Applying the human-centred design (HCD) approach to healthcare is a recent innovation that should be credited for changing the most lives in the developing world. This is in the opinion of Melinda Gates, who describes HCD as “Meeting people where they are and really taking their needs and feedback into account”. Viewing ‘innovation’ from this design perspective seems especially relevant to healthcare, which is (or should be) essentially about people.
Most problems in healthcare are found ‘in the field’ and are directly experienced (and created!) by people in the system. Enabling the people who feel the pain to participate in the design process and to contribute their own ideas and insights about what innovations could really help to overcome their problems is at the core of Human-Centered Design and is the basis for the idea of Inclusive Healthcare Innovation.
We expect these approaches to bring more realistic understanding of the challenges people encounter in the ‘whole system’ of their lives. For instance, introducing a great medical innovation at a clinic might not produce the better health outcomes we expect if people don’t have transport to get there! Truly ‘inclusive’ innovation is not the same as the ‘participatory’ approaches practiced in the past (when the main focus was on bringing stakeholders together). Inclusive innovation requires iteration and interaction, so that the hard questions can be refined from each learning experience (success or ‘failure’) and potential solutions can be discussed and prototyped ‘in the field’. This demands shifts in organisational culture within our healthcare system, but it feels like now the time is right for this.
Inclusive healthcare innovation can build new problem-solving competencies over time.
For individuals in the system who share this journey, the experience of how to make their own ideas happen can inspire them to continue persevering and iterating proactive ways of engaging with and fixing the system ‘from the inside out’.
We should be pragmatic about the cumulative effect of solving ‘small’ problems (such as how to make healthcare more efficient and effective) through incremental innovations and improvements over time. This is where Human-centred Design excels, with its emphasis on iterated observation, ideation and testing.
But we should also dream big, to re-imagine healthcare by tackling the biggest challenges in our current systems. This needs radical innovations that are unlikely to come from Human-centred Design processes. Radical Innovation comes from changes in either technology or meaning (Norman & Verganti, 2012). Inventors and tinkerers produce technology innovations and we can admire the genius of their inventions, when these give us (sometimes unexpected) new solutions. However, meaning-driven innovation has the potential to be driven through research and by creating the spaces for people to explore new meanings and interpretations that can give rise to fundamentally different ways of perceiving the possible solutions.

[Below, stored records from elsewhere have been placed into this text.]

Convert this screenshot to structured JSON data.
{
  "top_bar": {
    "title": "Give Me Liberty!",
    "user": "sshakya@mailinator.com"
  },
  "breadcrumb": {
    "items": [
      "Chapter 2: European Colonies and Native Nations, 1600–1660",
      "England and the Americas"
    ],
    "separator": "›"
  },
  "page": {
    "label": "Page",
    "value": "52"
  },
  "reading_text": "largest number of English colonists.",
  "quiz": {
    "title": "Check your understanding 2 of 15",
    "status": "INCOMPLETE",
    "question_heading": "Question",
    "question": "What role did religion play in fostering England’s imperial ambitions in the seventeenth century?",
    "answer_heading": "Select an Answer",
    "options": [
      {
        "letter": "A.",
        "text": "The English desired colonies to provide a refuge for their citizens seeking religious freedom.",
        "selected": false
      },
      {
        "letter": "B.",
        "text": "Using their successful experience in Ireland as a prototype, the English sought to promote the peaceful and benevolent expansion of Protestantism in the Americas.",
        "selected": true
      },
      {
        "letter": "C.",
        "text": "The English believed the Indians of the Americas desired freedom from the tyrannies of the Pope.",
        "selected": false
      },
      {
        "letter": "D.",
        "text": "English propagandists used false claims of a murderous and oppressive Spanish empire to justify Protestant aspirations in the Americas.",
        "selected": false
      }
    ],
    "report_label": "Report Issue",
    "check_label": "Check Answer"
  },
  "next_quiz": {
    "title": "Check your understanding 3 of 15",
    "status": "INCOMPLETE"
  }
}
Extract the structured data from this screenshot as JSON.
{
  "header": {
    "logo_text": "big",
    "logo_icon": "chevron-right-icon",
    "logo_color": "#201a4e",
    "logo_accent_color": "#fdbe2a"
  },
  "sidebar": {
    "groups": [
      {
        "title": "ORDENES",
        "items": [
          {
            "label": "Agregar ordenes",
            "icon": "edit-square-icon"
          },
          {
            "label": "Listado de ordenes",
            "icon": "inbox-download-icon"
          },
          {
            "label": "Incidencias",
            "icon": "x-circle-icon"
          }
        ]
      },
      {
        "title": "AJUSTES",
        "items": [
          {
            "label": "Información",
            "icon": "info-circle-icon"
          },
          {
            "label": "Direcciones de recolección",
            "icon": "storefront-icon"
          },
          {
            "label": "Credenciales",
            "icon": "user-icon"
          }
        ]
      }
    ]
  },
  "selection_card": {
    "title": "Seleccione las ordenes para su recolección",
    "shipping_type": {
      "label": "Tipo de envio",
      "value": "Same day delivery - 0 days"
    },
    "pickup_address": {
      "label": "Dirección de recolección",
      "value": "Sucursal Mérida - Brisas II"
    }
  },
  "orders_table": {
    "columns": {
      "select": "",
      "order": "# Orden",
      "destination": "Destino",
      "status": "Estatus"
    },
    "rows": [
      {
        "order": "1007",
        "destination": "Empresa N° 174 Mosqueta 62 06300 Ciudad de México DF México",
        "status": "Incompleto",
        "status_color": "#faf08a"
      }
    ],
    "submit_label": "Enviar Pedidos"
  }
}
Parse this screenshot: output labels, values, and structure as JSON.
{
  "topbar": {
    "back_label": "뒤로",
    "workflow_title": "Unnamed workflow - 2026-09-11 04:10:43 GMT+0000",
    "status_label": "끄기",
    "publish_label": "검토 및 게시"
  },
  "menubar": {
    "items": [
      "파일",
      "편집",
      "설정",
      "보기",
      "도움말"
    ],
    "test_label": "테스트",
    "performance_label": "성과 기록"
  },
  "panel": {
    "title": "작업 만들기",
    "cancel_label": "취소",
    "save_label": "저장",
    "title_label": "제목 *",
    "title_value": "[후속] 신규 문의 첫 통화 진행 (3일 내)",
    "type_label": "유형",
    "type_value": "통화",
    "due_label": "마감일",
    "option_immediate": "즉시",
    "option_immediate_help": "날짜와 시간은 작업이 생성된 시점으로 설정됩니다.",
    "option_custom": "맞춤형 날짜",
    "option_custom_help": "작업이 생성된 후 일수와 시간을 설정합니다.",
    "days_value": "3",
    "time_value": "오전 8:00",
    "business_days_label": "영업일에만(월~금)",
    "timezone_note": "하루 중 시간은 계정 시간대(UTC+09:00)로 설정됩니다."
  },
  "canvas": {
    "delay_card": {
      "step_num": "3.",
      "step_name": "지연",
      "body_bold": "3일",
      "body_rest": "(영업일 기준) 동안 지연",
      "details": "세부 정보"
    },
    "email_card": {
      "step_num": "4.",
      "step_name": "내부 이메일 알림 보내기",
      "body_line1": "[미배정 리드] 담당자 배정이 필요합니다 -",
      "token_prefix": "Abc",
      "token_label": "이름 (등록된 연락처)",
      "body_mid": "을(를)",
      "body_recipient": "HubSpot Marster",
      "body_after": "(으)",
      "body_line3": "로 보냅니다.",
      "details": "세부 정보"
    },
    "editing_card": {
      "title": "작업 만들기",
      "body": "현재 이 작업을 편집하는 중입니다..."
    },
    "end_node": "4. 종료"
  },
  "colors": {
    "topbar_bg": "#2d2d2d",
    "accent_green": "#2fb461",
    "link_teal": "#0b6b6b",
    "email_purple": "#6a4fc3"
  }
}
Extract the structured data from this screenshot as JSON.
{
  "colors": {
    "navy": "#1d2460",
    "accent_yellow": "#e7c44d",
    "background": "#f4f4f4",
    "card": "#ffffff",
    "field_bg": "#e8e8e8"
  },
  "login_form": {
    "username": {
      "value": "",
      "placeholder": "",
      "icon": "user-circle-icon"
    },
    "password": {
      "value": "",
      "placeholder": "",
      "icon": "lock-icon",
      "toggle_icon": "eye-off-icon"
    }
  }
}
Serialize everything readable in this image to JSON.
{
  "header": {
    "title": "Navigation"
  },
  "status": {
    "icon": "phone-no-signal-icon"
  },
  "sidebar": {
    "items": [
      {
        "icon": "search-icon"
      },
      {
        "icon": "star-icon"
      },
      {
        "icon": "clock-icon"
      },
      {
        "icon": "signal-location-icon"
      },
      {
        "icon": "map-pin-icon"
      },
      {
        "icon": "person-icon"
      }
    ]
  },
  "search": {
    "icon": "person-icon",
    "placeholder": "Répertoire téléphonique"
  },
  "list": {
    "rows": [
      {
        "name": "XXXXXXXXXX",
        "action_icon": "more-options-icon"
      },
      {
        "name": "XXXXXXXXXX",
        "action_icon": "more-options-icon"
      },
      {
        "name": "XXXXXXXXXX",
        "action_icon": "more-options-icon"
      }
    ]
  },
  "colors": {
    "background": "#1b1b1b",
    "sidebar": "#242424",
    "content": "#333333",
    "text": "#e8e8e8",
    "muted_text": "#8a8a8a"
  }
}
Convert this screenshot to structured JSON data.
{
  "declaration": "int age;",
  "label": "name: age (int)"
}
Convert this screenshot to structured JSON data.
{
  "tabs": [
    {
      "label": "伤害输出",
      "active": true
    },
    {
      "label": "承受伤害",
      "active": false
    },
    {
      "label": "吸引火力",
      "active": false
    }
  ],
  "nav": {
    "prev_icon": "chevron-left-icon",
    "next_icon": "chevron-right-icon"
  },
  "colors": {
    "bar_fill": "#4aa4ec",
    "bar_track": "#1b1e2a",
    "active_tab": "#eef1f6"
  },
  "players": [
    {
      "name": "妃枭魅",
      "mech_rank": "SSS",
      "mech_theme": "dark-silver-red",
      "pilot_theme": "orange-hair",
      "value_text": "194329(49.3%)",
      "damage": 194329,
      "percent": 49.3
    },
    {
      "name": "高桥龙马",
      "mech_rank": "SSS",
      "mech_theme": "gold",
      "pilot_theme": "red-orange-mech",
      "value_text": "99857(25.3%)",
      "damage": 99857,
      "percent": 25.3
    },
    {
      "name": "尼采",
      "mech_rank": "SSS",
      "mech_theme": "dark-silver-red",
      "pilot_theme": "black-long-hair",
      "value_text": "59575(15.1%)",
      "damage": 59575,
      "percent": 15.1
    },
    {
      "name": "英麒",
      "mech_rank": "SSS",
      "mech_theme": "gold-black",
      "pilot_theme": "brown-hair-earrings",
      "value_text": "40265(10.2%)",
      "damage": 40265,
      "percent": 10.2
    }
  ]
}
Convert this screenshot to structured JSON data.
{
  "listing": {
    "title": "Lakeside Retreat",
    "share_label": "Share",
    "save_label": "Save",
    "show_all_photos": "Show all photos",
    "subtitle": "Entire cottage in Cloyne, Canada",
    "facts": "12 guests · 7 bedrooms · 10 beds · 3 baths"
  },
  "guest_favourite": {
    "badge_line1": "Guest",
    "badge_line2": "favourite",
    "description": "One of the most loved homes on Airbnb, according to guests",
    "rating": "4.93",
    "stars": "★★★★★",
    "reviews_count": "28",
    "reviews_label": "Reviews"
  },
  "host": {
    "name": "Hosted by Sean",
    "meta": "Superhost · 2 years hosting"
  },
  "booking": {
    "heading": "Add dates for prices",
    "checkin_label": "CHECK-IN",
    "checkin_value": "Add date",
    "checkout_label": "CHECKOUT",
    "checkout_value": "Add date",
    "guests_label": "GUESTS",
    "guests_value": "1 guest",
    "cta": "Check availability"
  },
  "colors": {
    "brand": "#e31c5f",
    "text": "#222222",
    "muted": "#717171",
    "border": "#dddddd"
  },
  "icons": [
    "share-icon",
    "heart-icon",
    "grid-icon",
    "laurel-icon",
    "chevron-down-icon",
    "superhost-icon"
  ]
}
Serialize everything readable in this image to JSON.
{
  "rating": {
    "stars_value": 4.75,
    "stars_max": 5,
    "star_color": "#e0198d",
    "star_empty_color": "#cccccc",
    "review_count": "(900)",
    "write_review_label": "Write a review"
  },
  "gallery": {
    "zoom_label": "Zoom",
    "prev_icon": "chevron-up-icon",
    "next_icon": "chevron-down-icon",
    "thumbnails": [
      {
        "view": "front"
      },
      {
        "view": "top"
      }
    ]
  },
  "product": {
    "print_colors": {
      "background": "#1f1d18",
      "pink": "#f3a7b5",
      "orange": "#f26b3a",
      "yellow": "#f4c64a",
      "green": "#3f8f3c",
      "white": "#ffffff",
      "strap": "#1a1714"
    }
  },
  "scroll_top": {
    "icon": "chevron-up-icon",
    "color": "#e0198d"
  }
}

With all the information we now have available at our fingertips and the means to connect to highly qualified ‘solvers’ from all over the world, we should find problem-solving through these various forms of design and innovation becoming more routine.
But finding the most relevant and critical problems to tackle will remain the real challenge to innovators. ‘Crowdsourcing’ and ‘open innovation’ have become buzzwords for these more inclusive approaches to design and innovation, so how about crowdsourcing problems and new meanings, not (just) technological solutions?
I am part of a small University of Cape Town team preparing the first annual Health Innovators Review that will be published in January 2014. Our current review focuses mainly on what pioneering South African innovators/solvers have achieved. A worthwhile focus for the future could be to find much more innovative ways of the surfacing better insights from more people into the real problems that millions experience. So the thousands of creative solvers - including designers and innovators locally and globally, can start to work on these problems in much more systematic and connected ways!
This could be a relevant role for the Inclusive Healthcare Innovation initiative I am helping to build at the University of Cape Town. Based at an academic institution, this could serve as a connector of people, ideas, meanings, problems and ways of solving these.